* _EXERCISE GOAL_: In the records below, tally each line that contains the word "JSON" and give the total only.

* _MATERIAL SHOWN_:

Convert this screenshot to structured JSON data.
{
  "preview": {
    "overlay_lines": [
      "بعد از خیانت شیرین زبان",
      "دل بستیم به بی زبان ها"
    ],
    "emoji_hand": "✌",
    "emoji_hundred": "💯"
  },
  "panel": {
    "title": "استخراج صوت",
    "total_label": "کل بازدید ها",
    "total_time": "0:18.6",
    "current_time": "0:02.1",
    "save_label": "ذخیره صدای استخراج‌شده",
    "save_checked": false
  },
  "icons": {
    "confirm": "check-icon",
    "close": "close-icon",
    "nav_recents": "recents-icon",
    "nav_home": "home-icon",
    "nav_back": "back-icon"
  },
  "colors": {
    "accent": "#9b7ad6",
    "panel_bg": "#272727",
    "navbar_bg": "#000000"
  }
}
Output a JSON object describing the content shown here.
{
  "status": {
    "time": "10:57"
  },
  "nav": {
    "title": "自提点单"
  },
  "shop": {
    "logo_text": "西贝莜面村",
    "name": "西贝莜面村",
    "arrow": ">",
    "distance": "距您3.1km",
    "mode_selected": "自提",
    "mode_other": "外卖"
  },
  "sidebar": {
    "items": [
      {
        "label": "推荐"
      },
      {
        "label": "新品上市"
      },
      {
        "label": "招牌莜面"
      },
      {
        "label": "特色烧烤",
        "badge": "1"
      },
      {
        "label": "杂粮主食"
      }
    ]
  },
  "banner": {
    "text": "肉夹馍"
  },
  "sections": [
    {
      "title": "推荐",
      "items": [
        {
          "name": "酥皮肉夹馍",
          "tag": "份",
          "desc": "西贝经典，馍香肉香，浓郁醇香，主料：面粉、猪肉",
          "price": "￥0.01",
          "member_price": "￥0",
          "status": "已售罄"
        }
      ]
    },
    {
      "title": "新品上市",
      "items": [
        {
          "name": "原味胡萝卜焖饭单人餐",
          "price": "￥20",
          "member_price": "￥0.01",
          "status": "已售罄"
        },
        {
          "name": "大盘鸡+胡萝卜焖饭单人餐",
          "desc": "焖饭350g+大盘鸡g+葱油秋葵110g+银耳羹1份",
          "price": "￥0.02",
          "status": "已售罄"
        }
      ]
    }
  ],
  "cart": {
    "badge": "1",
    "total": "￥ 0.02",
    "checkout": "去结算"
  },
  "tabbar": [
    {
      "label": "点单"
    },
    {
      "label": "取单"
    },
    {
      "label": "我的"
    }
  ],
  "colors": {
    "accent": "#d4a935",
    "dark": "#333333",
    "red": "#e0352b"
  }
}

* _ANSWER SPACE_: 2